[About this task] For each line below that contains the string "icon", copy that line.

[Extracted data]
++++++++++++++++++++

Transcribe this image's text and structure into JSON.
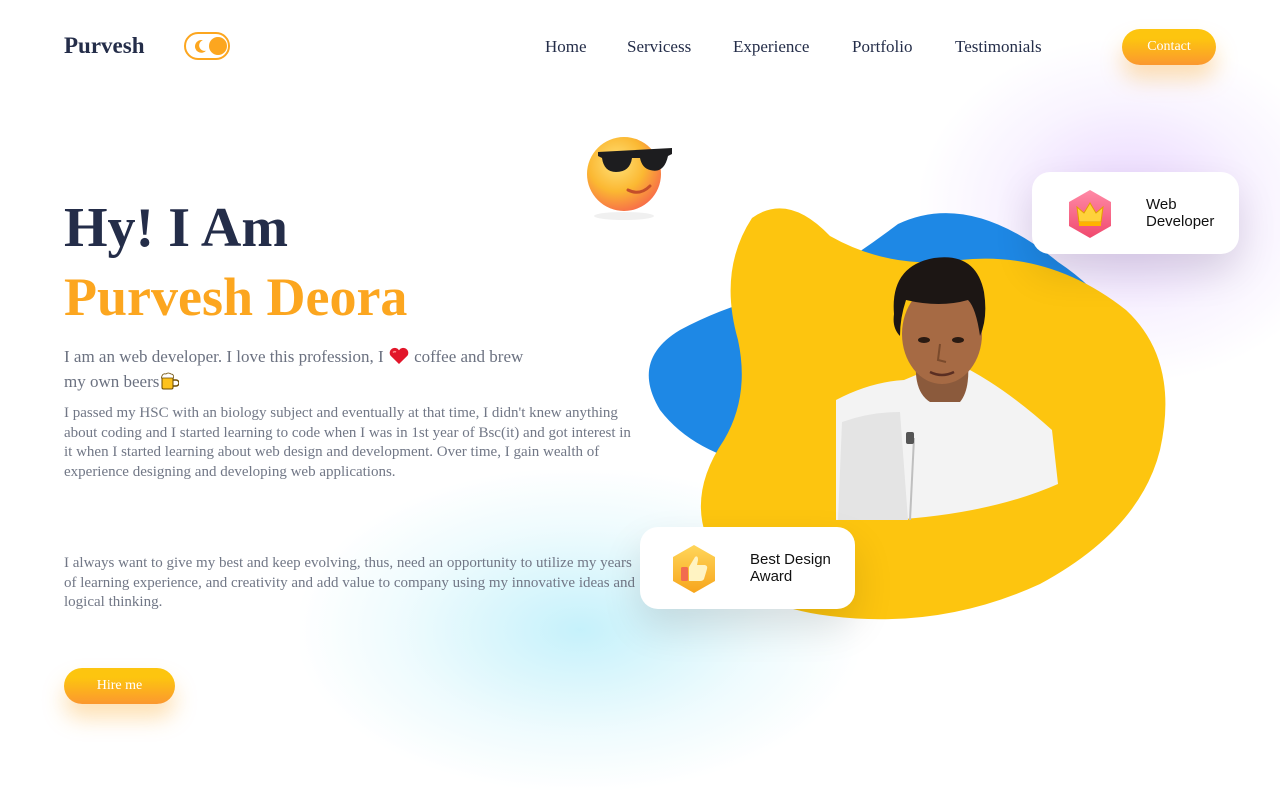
{
  "brand": {
    "name": "Purvesh"
  },
  "theme_toggle": {
    "icon": "moon-icon",
    "accent": "#fca61f"
  },
  "nav": {
    "items": [
      {
        "label": "Home"
      },
      {
        "label": "Servicess"
      },
      {
        "label": "Experience"
      },
      {
        "label": "Portfolio"
      },
      {
        "label": "Testimonials"
      }
    ],
    "contact_label": "Contact"
  },
  "hero": {
    "greeting": "Hy! I Am",
    "name": "Purvesh Deora",
    "intro_part1": "I am an web developer. I love this profession, I ",
    "intro_icon_heart": "heart-icon",
    "intro_part2": " coffee and brew my own beers",
    "intro_icon_beer": "beer-mug-icon",
    "paragraph1": "I passed my HSC with an biology subject and eventually at that time, I didn't knew anything about coding and I started learning to code when I was in 1st year of Bsc(it) and got interest in it when I started learning about web design and development. Over time, I gain wealth of experience designing and developing web applications.",
    "paragraph2": "I always want to give my best and keep evolving, thus, need an opportunity to utilize my years of learning experience, and creativity and add value to company using my innovative ideas and logical thinking.",
    "hire_label": "Hire me"
  },
  "cards": {
    "web_developer": {
      "line1": "Web",
      "line2": "Developer",
      "icon": "crown-icon"
    },
    "best_design": {
      "line1": "Best Design",
      "line2": "Award",
      "icon": "thumbs-up-icon"
    }
  },
  "decor": {
    "emoji": "sunglasses-emoji-icon",
    "photo": "profile-photo"
  },
  "colors": {
    "primary_text": "#242d49",
    "accent_orange": "#fca61f",
    "blob_yellow": "#fdc50f",
    "blob_blue": "#1e88e5",
    "body_text": "#717786"
  }
}
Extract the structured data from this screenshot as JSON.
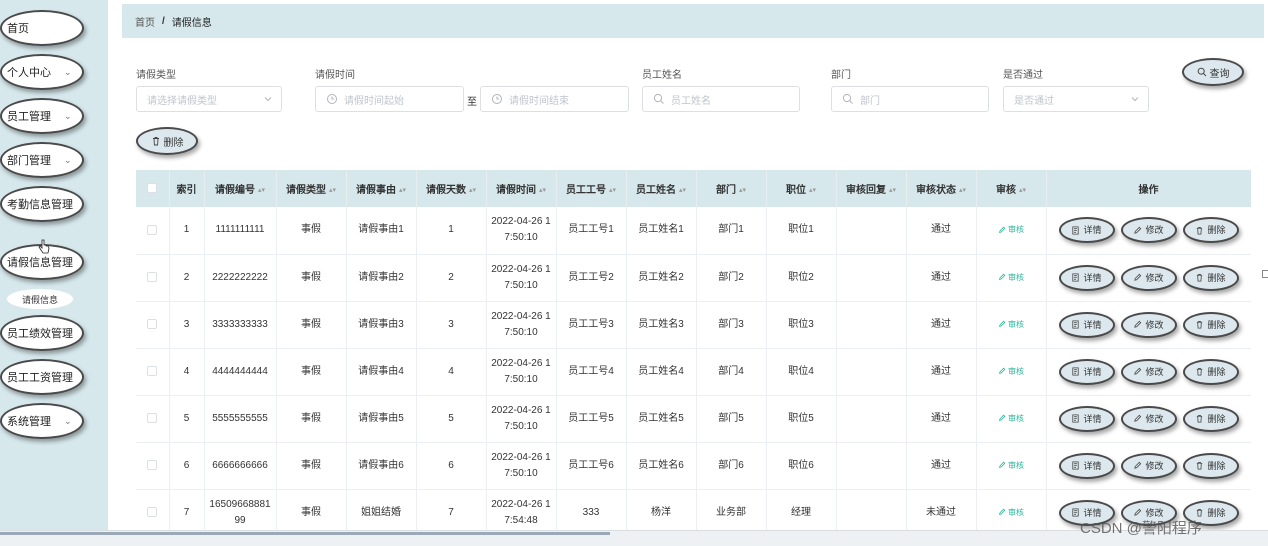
{
  "sidebar": {
    "items": [
      {
        "label": "首页",
        "has_arrow": false
      },
      {
        "label": "个人中心",
        "has_arrow": true
      },
      {
        "label": "员工管理",
        "has_arrow": true
      },
      {
        "label": "部门管理",
        "has_arrow": true
      },
      {
        "label": "考勤信息管理",
        "has_arrow": true
      },
      {
        "label": "请假信息管理",
        "has_arrow": true
      },
      {
        "label": "员工绩效管理",
        "has_arrow": true
      },
      {
        "label": "员工工资管理",
        "has_arrow": true
      },
      {
        "label": "系统管理",
        "has_arrow": true
      }
    ],
    "sub_item": "请假信息"
  },
  "breadcrumb": {
    "home": "首页",
    "sep": "/",
    "current": "请假信息"
  },
  "search": {
    "type_label": "请假类型",
    "type_placeholder": "请选择请假类型",
    "time_label": "请假时间",
    "time_start_placeholder": "请假时间起始",
    "time_to": "至",
    "time_end_placeholder": "请假时间结束",
    "name_label": "员工姓名",
    "name_placeholder": "员工姓名",
    "dept_label": "部门",
    "dept_placeholder": "部门",
    "pass_label": "是否通过",
    "pass_placeholder": "是否通过",
    "query_button": "查询"
  },
  "toolbar": {
    "delete_button": "删除"
  },
  "table": {
    "headers": [
      "",
      "索引",
      "请假编号",
      "请假类型",
      "请假事由",
      "请假天数",
      "请假时间",
      "员工工号",
      "员工姓名",
      "部门",
      "职位",
      "审核回复",
      "审核状态",
      "审核",
      "操作"
    ],
    "sortable": [
      false,
      false,
      true,
      true,
      true,
      true,
      true,
      true,
      true,
      true,
      true,
      true,
      true,
      true,
      false
    ],
    "audit_label": "审核",
    "actions": {
      "detail": "详情",
      "edit": "修改",
      "delete": "删除"
    },
    "rows": [
      {
        "index": "1",
        "code": "1111111111",
        "type": "事假",
        "reason": "请假事由1",
        "days": "1",
        "time": "2022-04-26 17:50:10",
        "emp_no": "员工工号1",
        "emp_name": "员工姓名1",
        "dept": "部门1",
        "position": "职位1",
        "reply": "",
        "status": "通过"
      },
      {
        "index": "2",
        "code": "2222222222",
        "type": "事假",
        "reason": "请假事由2",
        "days": "2",
        "time": "2022-04-26 17:50:10",
        "emp_no": "员工工号2",
        "emp_name": "员工姓名2",
        "dept": "部门2",
        "position": "职位2",
        "reply": "",
        "status": "通过"
      },
      {
        "index": "3",
        "code": "3333333333",
        "type": "事假",
        "reason": "请假事由3",
        "days": "3",
        "time": "2022-04-26 17:50:10",
        "emp_no": "员工工号3",
        "emp_name": "员工姓名3",
        "dept": "部门3",
        "position": "职位3",
        "reply": "",
        "status": "通过"
      },
      {
        "index": "4",
        "code": "4444444444",
        "type": "事假",
        "reason": "请假事由4",
        "days": "4",
        "time": "2022-04-26 17:50:10",
        "emp_no": "员工工号4",
        "emp_name": "员工姓名4",
        "dept": "部门4",
        "position": "职位4",
        "reply": "",
        "status": "通过"
      },
      {
        "index": "5",
        "code": "5555555555",
        "type": "事假",
        "reason": "请假事由5",
        "days": "5",
        "time": "2022-04-26 17:50:10",
        "emp_no": "员工工号5",
        "emp_name": "员工姓名5",
        "dept": "部门5",
        "position": "职位5",
        "reply": "",
        "status": "通过"
      },
      {
        "index": "6",
        "code": "6666666666",
        "type": "事假",
        "reason": "请假事由6",
        "days": "6",
        "time": "2022-04-26 17:50:10",
        "emp_no": "员工工号6",
        "emp_name": "员工姓名6",
        "dept": "部门6",
        "position": "职位6",
        "reply": "",
        "status": "通过"
      },
      {
        "index": "7",
        "code": "1650966888199",
        "type": "事假",
        "reason": "姐姐结婚",
        "days": "7",
        "time": "2022-04-26 17:54:48",
        "emp_no": "333",
        "emp_name": "杨洋",
        "dept": "业务部",
        "position": "经理",
        "reply": "",
        "status": "未通过"
      }
    ]
  },
  "watermark": "CSDN @警阳程序",
  "colors": {
    "sidebar_bg": "#d6e8ec",
    "header_bg": "#d6e8ec",
    "button_bg": "#dce8ee",
    "audit_green": "#2ab89a"
  }
}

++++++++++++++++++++

[Expected output]
    "icon": "moon-icon",
    "intro_icon_heart": "heart-icon",
    "intro_icon_beer": "beer-mug-icon",
      "icon": "crown-icon"
      "icon": "thumbs-up-icon"
    "emoji": "sunglasses-emoji-icon",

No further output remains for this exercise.